June 11, 2014

High-Quality Content: The Key to Ranking Number One on Google

You’ve created what you think is a solid SEO strategy, but you’re still not seeing the results you expected. So you add new keywords and ramp up your web design, only to come up short once again. If this sounds all too familiar, don’t worry. You’re not alone.

SEO has become increasingly difficult for marketers; yet it still remains a top priority. That’s because in today’s world— in which 93 percent of online experiences begin with a search engine—playing nice with search engines is the only way to remain competitive.

So what’s the secret to better rankings? The answer is high-quality content. Thanks to Google’s newest updates, past SEO tactics such as keyword stuffing and link exchanges no longer work. Search engines are focused on delivering users the best experience possible, meaning they’re on the hunt for high-quality content that’s relevant, educational and valuable.

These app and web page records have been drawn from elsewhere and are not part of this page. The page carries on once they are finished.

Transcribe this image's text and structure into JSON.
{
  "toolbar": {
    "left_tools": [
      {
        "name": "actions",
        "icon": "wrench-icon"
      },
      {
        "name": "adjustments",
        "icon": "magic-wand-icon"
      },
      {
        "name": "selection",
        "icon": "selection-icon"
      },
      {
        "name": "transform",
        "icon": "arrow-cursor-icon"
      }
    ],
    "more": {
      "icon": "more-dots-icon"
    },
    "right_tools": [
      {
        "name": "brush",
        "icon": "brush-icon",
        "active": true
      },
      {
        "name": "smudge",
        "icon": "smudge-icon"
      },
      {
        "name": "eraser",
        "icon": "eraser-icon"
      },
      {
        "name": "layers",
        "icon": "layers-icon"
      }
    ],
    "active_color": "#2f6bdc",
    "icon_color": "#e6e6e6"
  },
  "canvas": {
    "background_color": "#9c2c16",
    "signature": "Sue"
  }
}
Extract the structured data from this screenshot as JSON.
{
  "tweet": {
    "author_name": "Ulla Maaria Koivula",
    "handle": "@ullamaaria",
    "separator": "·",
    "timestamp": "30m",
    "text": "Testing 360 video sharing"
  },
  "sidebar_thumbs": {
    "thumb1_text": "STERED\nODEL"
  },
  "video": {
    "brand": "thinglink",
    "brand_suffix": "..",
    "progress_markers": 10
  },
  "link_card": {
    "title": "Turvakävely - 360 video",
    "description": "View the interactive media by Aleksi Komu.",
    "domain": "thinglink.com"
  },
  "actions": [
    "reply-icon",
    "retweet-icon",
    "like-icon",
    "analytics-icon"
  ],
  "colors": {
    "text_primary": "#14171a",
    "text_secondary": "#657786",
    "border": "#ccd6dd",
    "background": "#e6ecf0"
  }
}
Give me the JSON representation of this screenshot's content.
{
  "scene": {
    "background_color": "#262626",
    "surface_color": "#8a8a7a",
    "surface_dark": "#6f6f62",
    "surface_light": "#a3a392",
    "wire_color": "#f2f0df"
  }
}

Enter content marketing. Content marketing attracts and retains customers through the creation and dissemination of valuable content. When integrated with your SEO strategy, content marketing can help drive traffic and boost rankings. In fact, 92 percent of SEO marketers say that content creation is an effective SEO tactic and 76 percent regularly invest in content creation, according to a recent infographic commissioned by Sekari. 

However, creating content just for the sake of it won’t get you any closer to the top of Google’s rankings. It’s got to be clear, concise and meaningful. Below are three questions to keep in mind when creating high-quality content:

  1. Does it solve a problem? When you go to Google or Bing, chances are you have a need to fulfill or problem you want to solve. Whether it’s learning how to cure your sunburn or deciding whether you should buy a laptop or a tablet, you have a “question” you need answered. Keep this in mind when crafting content. Provide your target audience with content that helps solve their biggest challenges or pain points. For example, “how-to’s,” “tips and tricks,” and “101 guides” are all types of content that helps engage readers.
  2. Is it educational? After engaging with a piece of content, readers should walk away having learned something new—otherwise, what’s the point? Your content should be informative and educational. But be careful; using complex jargon can be a huge turnoff, while dumbing it down too much makes you look like amateur. Find a way to be both educational and entertaining.
  3. Are you making a point? As a marketer, it’s easy to get lost in your own words. Oftentimes, we focus so much on the “what” that we fail to address the “why.” Make sure your content has a point. Before writing, map out two or three points that you want to drive home. Remember, your readers don’t have time to waste. 

Comments powered by Disqus

Related News